So we have several sources indicating that stakes and crosses of various shapes were used historically over space and time, with at least one seeming to confirm that a cross as portrayed in Christian imagery was used in Judea during the time of Christ.

1

If one leave aside the mention of "crucifixion" in Bible, we still have a solid evidence outside Bible that Jesus was in fact crucified on cross. Lucian (c.120–after 180 A.D. referred to Jesus as a crucified sophist (philosopher). Apart from Jesus' crucifixion, it also testifies- an earliest non Biblical record, about the deity of Jesus, indicating that Christian were already worshiping Jesus.

"The Christians, you know, worship a man to this day—the distinguished personage who introduced their novel rites, and was crucified on that account. … You see, these misguided creatures start with the general conviction that they are immortal for all time, which explains their contempt of death and voluntary self-devotion which are so common among them; and then it was impressed on them by their original lawgiver that they are all brothers, from the moment that they are converted, and deny the gods of Greece, and worship the crucified sage, and live after his laws. All this they take quite on faith, with the result that they despise all worldly goods alike, regarding them merely as common property."

Lucian, The Passing of Peregrin

Another non Biblical reference is from Tacitus (c. 56–c.120 A.D.) who wrote,

“Christus, from whom the name had its origin, suffered the extreme penalty … at the hands of our procurator, Pontius Pilate.”

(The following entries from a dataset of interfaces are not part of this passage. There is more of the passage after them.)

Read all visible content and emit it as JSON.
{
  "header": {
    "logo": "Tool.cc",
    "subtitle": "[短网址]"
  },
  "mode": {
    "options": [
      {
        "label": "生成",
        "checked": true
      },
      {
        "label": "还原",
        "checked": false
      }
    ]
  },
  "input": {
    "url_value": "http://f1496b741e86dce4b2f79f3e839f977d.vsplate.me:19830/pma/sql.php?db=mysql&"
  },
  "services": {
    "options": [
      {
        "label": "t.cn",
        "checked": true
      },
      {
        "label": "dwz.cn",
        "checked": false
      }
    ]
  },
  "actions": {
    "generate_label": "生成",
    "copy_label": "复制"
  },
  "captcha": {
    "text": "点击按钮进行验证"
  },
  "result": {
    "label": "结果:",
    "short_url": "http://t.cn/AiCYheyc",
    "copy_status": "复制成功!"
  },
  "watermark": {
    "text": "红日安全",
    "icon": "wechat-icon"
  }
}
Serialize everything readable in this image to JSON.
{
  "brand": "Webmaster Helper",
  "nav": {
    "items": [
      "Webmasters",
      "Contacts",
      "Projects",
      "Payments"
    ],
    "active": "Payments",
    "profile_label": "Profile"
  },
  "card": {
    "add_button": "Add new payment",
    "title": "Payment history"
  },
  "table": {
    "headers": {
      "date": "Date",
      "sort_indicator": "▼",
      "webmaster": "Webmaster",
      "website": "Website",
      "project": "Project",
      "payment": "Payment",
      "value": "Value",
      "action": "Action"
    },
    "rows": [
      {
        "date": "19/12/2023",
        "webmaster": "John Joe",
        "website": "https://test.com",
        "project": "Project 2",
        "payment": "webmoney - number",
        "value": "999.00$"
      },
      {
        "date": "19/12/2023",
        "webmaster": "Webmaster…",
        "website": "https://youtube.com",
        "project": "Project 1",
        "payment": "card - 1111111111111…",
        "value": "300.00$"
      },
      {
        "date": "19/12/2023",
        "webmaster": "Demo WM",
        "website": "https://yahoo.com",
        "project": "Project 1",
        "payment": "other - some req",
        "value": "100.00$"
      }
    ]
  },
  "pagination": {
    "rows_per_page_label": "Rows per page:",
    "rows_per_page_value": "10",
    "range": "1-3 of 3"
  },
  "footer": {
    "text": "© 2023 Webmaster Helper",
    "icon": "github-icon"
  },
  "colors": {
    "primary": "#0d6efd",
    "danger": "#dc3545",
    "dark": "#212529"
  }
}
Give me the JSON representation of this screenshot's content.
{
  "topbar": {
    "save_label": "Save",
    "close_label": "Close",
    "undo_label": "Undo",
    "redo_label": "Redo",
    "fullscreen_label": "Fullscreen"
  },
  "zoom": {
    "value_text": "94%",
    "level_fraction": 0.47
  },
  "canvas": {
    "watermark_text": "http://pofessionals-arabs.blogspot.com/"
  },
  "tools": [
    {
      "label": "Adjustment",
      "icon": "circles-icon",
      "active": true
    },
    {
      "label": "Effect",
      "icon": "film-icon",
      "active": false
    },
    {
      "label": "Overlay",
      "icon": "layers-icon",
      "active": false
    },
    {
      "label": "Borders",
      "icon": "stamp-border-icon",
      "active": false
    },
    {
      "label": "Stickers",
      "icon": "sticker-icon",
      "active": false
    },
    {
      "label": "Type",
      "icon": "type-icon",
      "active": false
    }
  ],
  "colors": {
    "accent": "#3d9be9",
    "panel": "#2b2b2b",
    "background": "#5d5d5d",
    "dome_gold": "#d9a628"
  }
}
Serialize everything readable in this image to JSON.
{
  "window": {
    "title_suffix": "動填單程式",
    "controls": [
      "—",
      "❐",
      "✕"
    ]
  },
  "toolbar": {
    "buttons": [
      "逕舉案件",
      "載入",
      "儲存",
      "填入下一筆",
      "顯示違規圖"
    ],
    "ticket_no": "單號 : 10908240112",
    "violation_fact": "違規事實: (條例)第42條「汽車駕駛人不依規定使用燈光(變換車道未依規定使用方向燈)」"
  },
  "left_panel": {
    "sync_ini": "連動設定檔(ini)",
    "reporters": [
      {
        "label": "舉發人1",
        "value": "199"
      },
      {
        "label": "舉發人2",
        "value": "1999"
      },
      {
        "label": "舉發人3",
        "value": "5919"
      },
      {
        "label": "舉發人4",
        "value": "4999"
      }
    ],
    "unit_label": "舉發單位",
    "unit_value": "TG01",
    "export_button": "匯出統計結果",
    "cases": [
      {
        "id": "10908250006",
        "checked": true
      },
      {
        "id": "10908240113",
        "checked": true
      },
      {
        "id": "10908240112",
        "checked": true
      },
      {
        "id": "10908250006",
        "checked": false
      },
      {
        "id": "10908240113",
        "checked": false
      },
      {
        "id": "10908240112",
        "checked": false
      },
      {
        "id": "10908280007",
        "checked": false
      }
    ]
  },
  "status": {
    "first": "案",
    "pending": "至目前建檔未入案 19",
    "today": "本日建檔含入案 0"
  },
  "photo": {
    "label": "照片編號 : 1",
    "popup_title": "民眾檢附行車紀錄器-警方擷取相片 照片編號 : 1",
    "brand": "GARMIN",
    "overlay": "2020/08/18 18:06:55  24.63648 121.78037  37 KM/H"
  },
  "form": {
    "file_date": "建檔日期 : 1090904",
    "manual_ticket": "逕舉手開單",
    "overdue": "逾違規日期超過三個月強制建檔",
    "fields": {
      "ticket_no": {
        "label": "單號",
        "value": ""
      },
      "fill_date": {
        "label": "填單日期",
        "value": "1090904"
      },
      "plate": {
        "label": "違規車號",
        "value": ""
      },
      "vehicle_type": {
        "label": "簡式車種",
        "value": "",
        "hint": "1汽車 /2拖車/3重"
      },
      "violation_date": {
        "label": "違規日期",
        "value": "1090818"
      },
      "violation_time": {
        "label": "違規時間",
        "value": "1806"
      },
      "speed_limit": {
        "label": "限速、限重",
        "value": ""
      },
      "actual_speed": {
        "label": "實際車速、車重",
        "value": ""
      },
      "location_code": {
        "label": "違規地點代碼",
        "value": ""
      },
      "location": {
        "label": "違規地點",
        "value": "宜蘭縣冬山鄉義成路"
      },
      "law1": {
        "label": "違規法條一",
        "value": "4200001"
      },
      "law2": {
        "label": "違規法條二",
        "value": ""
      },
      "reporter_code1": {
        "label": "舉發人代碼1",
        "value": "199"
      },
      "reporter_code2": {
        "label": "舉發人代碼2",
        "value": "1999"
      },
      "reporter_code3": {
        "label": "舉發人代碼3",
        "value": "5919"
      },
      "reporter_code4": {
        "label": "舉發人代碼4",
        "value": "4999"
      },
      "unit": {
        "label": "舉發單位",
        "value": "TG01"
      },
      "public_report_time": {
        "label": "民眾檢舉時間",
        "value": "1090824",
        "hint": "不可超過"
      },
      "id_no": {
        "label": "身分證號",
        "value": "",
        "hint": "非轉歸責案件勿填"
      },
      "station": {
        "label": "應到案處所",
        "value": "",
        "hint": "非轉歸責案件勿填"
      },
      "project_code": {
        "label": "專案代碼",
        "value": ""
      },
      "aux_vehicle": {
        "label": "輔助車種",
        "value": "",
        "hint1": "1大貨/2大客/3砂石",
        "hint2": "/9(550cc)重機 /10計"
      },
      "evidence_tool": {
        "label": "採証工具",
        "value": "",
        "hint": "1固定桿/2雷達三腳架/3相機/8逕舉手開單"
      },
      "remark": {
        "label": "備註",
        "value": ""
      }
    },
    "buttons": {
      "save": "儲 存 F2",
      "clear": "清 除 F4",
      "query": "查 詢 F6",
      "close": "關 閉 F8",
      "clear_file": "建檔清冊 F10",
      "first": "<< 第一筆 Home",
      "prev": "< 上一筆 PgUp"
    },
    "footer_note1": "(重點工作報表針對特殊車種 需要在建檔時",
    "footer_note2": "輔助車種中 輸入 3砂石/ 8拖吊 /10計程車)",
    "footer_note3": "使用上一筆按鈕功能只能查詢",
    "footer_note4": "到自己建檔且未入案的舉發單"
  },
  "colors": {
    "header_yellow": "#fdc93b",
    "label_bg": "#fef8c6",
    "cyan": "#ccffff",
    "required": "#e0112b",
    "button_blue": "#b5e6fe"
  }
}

  • 3
    Why would you describe the evidence as solid? None of it is by primary witnesses and neither of them talks about a cross (the whole point or the question is that crucifixions did sometimes happen on a pole, for example). – Sklivvz Dec 19 '13 at 14:34
  • @Sklivvz If you read the question in first few lines itself, it talks about the possibility of mistranslation in Bible leading to the interpretation as cross instead of pole. The sources quoted in answer above are insulated from such possibilities of mistranslation as doubted by #zano and hence the solid evidence for crucifixion. – user426 Dec 19 '13 at 16:14
  • You leave out the critical fact about the Lucian quote, which is which Greek word is uses for "crucifixion". The word anaskolopisthenta is not the same as stauroo used in the gosples, and is sometimes translated as "impaled" rather than "crucified". – JacquesB Jul 24 '15 at 9:24
  • I don't get the relevance of the Tacitus quote, since it doesn't even state how Jesus was executed. – JacquesB Jul 24 '15 at 9:24

You must log in to answer this question.

protected by Community Apr 30 '13 at 1:49

Thank you for your interest in this question. Because it has attracted low-quality or spam answers that had to be removed, posting an answer now requires 10 reputation on this site (the association bonus does not count).

Would you like to answer one of these unanswered questions instead?

Not the answer you're looking for? Browse other questions tagged .